I was reminded of this while I was watched the 2014 thriller Black Sea on the weekend. A hard as nails, embittered Scottish deep sea salvage expert, Robinson, (Jude Law), takes a job with a shadowy backer, to salvage hundreds of millions of dollars of gold rumoured to be in a sunken Nazi U-boat sitting on the bottom of the Black Sea. He has at his disposal a surplus communist era Russian submarine and recruits a fractious crew of washed up seafarers, half of whom are Russian because they are the only ones who know how to properly operate the vessel.

I don’t know why this film passed me by when it first came out but it ticked virtually every box on the my list of requirements for a good submarine film. The crew have to contend with a never ending series of life threatening technical and nautical challenges. Within the narrow confines of the aged submarine, the tensions between crew members ratchet up along ethnic grounds and how they will split up the gold.… Read more
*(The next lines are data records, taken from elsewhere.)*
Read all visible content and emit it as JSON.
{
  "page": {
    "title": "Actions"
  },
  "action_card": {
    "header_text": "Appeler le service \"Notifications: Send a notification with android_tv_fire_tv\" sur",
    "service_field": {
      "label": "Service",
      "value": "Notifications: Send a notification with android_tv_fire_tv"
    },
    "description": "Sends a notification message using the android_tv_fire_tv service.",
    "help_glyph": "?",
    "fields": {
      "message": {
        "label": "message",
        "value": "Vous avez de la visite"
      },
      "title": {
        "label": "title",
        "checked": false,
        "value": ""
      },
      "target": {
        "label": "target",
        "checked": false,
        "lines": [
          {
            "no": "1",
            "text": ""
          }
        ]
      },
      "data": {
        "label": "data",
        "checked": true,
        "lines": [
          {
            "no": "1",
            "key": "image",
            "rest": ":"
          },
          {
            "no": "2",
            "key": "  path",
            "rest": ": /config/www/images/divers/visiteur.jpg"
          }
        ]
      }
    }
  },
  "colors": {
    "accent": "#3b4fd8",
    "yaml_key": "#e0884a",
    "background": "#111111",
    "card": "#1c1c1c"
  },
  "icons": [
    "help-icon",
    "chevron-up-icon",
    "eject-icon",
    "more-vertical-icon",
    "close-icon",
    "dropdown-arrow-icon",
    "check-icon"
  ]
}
“The Horror Never Leaves My Mind”: Ian Sharp’s ‘Who Dares Wins’

I have just contributed my debut piece for the amazing site, We Are The Mutants. It’s on nuclear nightmares & the amazingly contradictory contradictory politics of Ian Sharp’s 1982 film, Who Dares Wins. A sledgehammer of the 1980s political thriller, influenced by real events and with an avowedly conservative agenda, the film was a favourite of US President Ronald Reagan. But is also accurately captures much of the zeitgeist of the peace movement, which I was active in, of the time.

You can check out my piece in full here.Read more

‘Broadsword calling Danny Boy’: In praise of Where Eagles Dare

Like a quick and dirty mission behind enemy lines, last weekend I polished off Geoff Dyer’s love letter to the 1968 war thriller, Where Eagles Dare, ‘Broadsword Calling Danny Boy’.

It is a strange little essay. Not really a monograph, because it tells you very little about the making and impact of the film, the things a monograph usually does, and more an extended meditation on why it is such a great action film and the culture milieu into which it was born. A milieu that Dyer grew up in and which was pretty similar for a boy in Australia in the 1970s when I was growing up.

One of my favourite things about Dywer’s essay was the various cultural associations and memories it aroused. The war had only been over for a quarter of a century and, looking back then, it still felt strangely present, like it was not quite ‘history’ in the way it is now; war films were big business and our parents unselfconsciously took us, often at a very young age, to see them; newsagents were full of those graphic Sven Hassel paperbacks; we lived on British comics that were full of German soldiers barking basic English; and, the must have toy was a GI Joe, who amongst his many uniforms, could be dressed as a German soldier.Read more

Pulp Friday: Guns with plots

Let’s make one thing clear. I don’t own a gun. Never have and never will. Indeed, the only guns I want to see are in film or on the cover of books like the ones featured in today’s Pulp Friday post.

For a while now I have been obsessed with the cover above of the 1964 Panther edition of Len Deignton’s The Ipcress File. The cover, done by influential English graphic designer, Ray Hawkey, who would go onto to do a number of paperback covers, exudes a style and tone I could never imagine being used today except as a deliberate retro homage.

It speaks to the everyday grime, drudgery and unglamorous boredom of the Cold War spy racket, which the Deighton novels featuring the working class spy, Harry Palmer, evoke so well. There is also the mess that comes with the trade: a cold cup of tea (probably cold); cigarettes, because in the sixties every fictional spy smoked; paperclips for the paperwork; and, a gun and bullets, because sometimes you have to kill someone.

It is a gritty, cluttered layout I associate with mass paperback novels of the type that were largely targeted at men in the 1960s and 1970s. As it turns out, a bit of a dig around reveals it was a style that was widely used in those two decades – but it also bled over into the 1980s – by mass market paperback publishers in the crime, mystery and espionage thriller categories.… Read more